* _TO DO_: From the first line to the last, return the data exactly, with no pictures.

* _ENTRIES SUPPLIED_:
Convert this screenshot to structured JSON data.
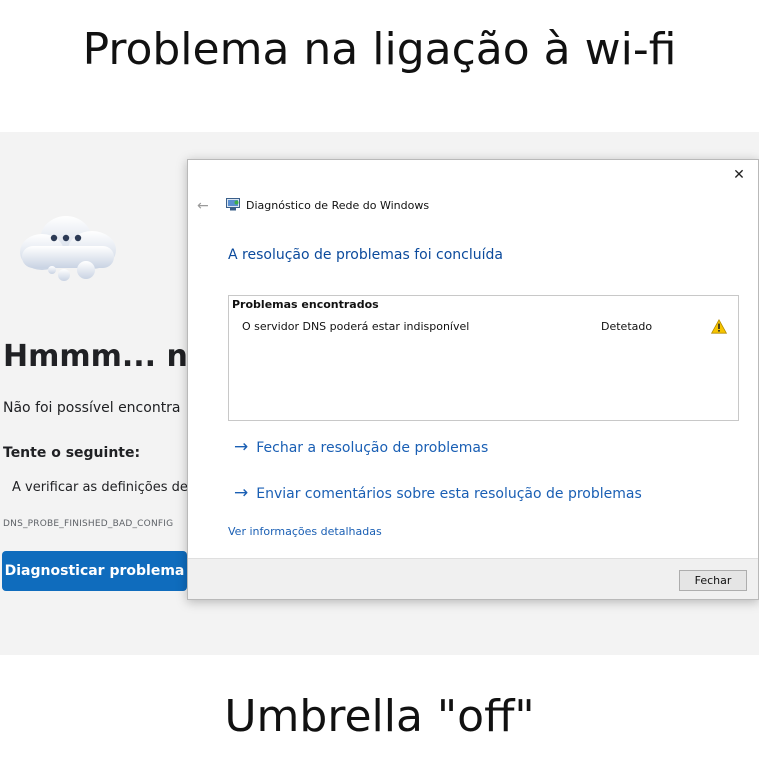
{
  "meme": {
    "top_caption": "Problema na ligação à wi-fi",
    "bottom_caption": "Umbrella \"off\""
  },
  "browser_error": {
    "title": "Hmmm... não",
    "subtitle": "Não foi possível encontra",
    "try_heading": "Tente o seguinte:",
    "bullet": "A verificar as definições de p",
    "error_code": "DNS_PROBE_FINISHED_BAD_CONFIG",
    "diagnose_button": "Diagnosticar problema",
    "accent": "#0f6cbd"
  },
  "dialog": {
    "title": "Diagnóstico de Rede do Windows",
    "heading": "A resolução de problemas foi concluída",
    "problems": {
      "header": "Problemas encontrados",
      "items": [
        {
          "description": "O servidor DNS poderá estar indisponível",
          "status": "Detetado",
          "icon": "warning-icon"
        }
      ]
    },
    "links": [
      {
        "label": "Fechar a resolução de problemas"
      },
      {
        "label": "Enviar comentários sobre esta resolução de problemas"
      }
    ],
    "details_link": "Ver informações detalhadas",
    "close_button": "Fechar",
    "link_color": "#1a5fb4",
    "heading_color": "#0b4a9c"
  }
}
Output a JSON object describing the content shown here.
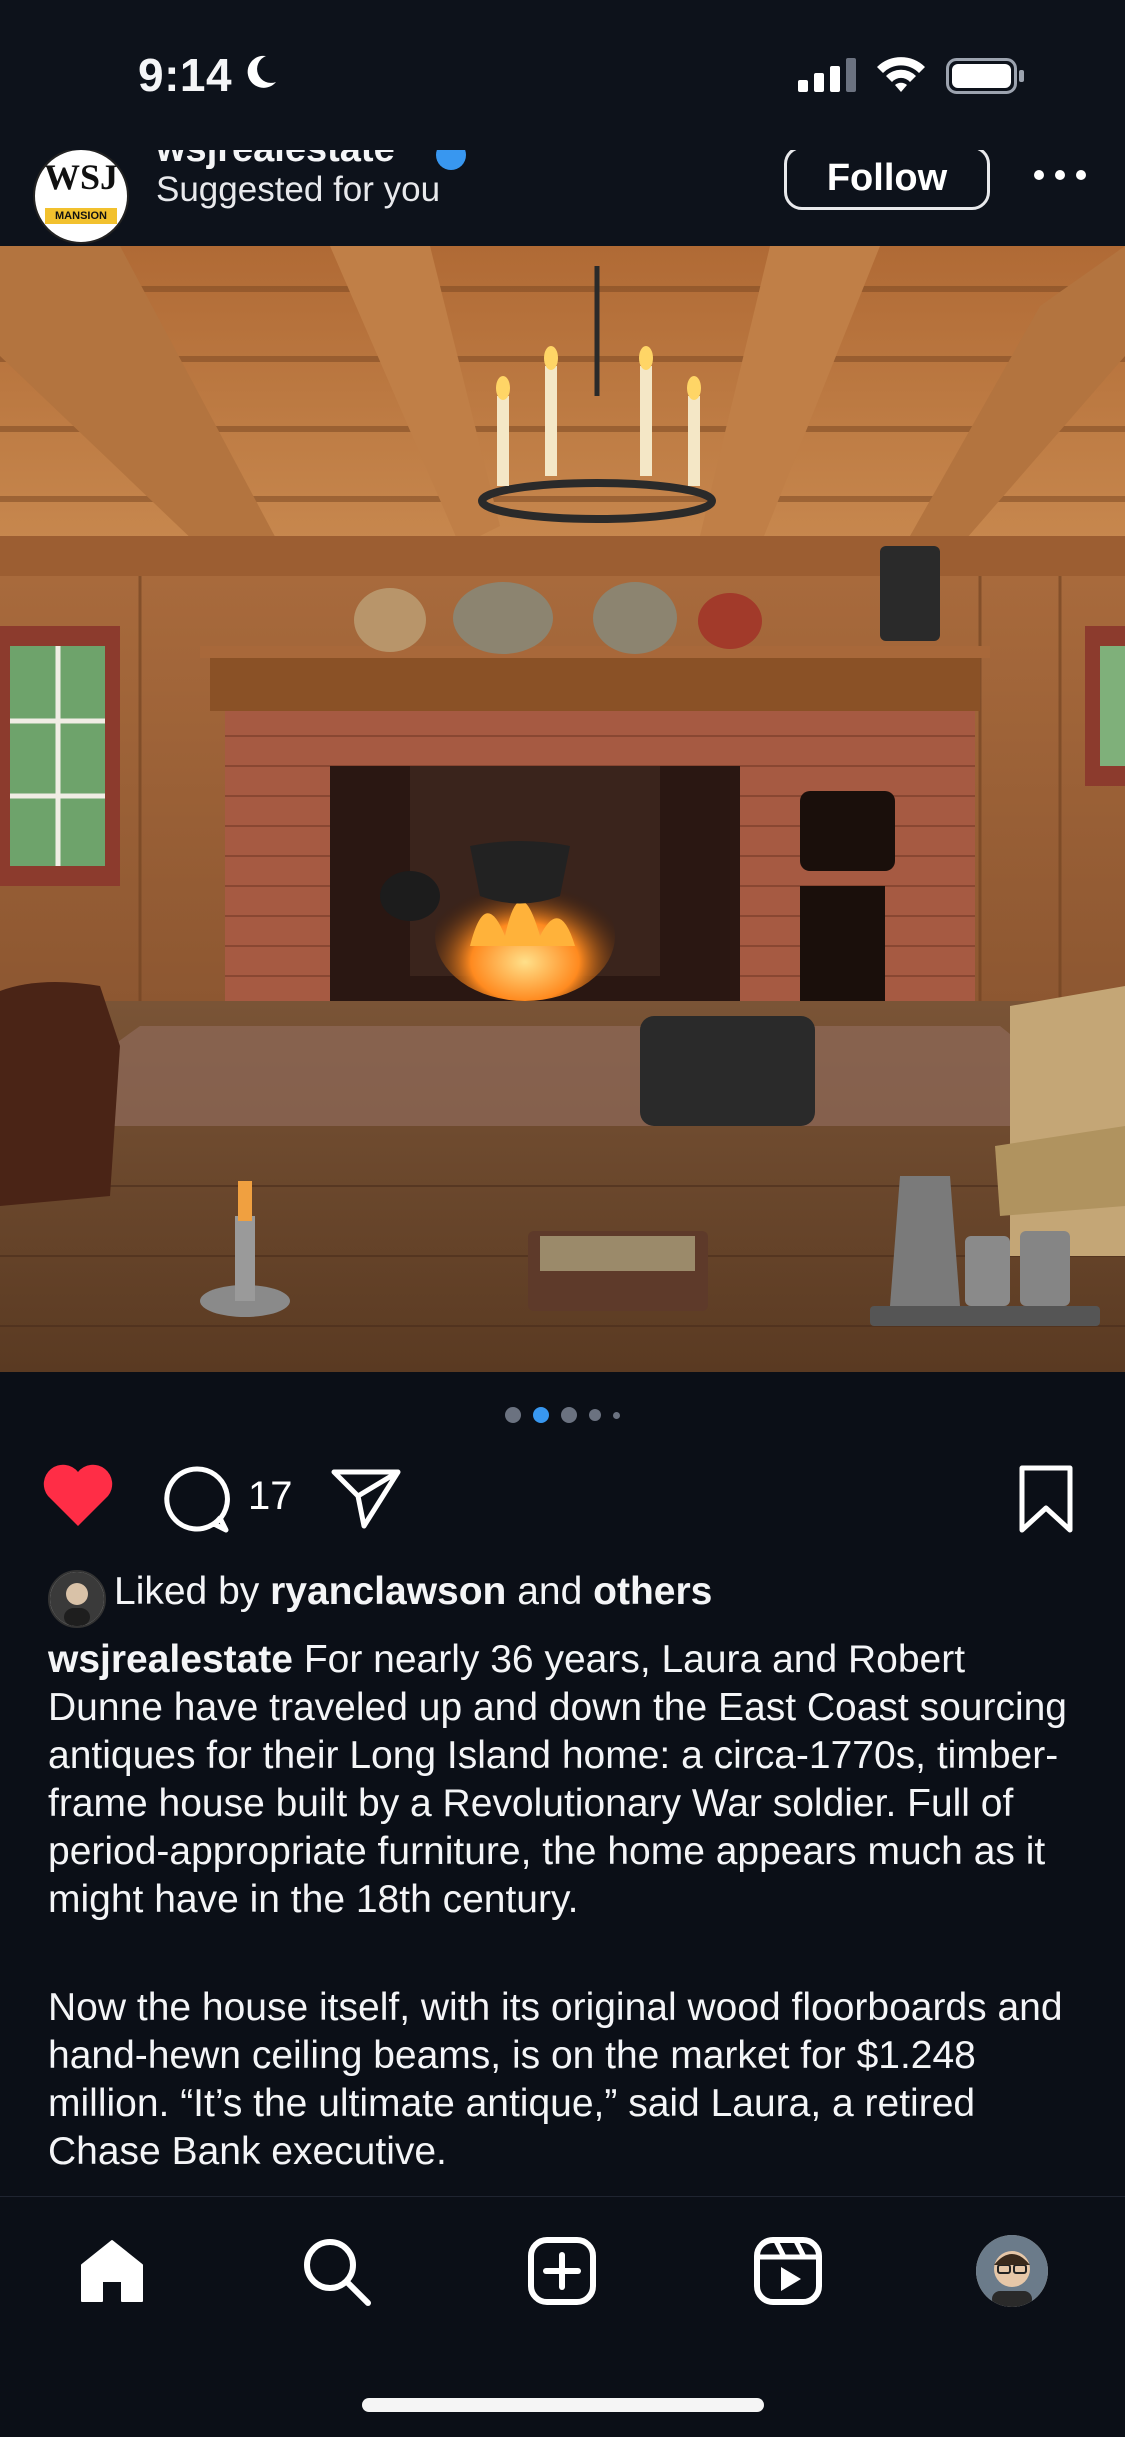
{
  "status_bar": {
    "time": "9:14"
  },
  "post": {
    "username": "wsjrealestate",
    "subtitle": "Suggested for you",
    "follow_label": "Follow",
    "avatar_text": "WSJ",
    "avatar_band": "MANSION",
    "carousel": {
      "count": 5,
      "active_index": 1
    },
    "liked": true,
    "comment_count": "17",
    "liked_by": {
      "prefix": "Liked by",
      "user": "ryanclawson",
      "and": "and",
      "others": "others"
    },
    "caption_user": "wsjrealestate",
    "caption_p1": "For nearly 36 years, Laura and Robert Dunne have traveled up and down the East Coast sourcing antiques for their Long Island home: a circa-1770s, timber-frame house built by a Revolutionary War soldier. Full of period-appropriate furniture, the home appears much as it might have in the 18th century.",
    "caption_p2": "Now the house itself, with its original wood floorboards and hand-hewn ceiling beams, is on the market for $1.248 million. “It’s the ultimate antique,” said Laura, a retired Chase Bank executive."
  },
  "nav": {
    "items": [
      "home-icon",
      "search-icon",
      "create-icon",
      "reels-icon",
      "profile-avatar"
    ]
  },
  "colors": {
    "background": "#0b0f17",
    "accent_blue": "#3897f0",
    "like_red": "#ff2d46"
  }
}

* _SOLUTION TO THE PROBLEM_:
Convert this screenshot to structured JSON data.
{
  "meme": {
    "top_caption": "Problema na ligação à wi-fi",
    "bottom_caption": "Umbrella \"off\""
  },
  "browser_error": {
    "title": "Hmmm... não",
    "subtitle": "Não foi possível encontra",
    "try_heading": "Tente o seguinte:",
    "bullet": "A verificar as definições de p",
    "error_code": "DNS_PROBE_FINISHED_BAD_CONFIG",
    "diagnose_button": "Diagnosticar problema",
    "accent": "#0f6cbd"
  },
  "dialog": {
    "title": "Diagnóstico de Rede do Windows",
    "heading": "A resolução de problemas foi concluída",
    "problems": {
      "header": "Problemas encontrados",
      "items": [
        {
          "description": "O servidor DNS poderá estar indisponível",
          "status": "Detetado",
          "icon": "warning-icon"
        }
      ]
    },
    "links": [
      {
        "label": "Fechar a resolução de problemas"
      },
      {
        "label": "Enviar comentários sobre esta resolução de problemas"
      }
    ],
    "details_link": "Ver informações detalhadas",
    "close_button": "Fechar",
    "link_color": "#1a5fb4",
    "heading_color": "#0b4a9c"
  }
}
Output a JSON object describing the content shown here.
{
  "status_bar": {
    "time": "9:14"
  },
  "post": {
    "username": "wsjrealestate",
    "subtitle": "Suggested for you",
    "follow_label": "Follow",
    "avatar_text": "WSJ",
    "avatar_band": "MANSION",
    "carousel": {
      "count": 5,
      "active_index": 1
    },
    "liked": true,
    "comment_count": "17",
    "liked_by": {
      "prefix": "Liked by",
      "user": "ryanclawson",
      "and": "and",
      "others": "others"
    },
    "caption_user": "wsjrealestate",
    "caption_p1": "For nearly 36 years, Laura and Robert Dunne have traveled up and down the East Coast sourcing antiques for their Long Island home: a circa-1770s, timber-frame house built by a Revolutionary War soldier. Full of period-appropriate furniture, the home appears much as it might have in the 18th century.",
    "caption_p2": "Now the house itself, with its original wood floorboards and hand-hewn ceiling beams, is on the market for $1.248 million. “It’s the ultimate antique,” said Laura, a retired Chase Bank executive."
  },
  "nav": {
    "items": [
      "home-icon",
      "search-icon",
      "create-icon",
      "reels-icon",
      "profile-avatar"
    ]
  },
  "colors": {
    "background": "#0b0f17",
    "accent_blue": "#3897f0",
    "like_red": "#ff2d46"
  }
}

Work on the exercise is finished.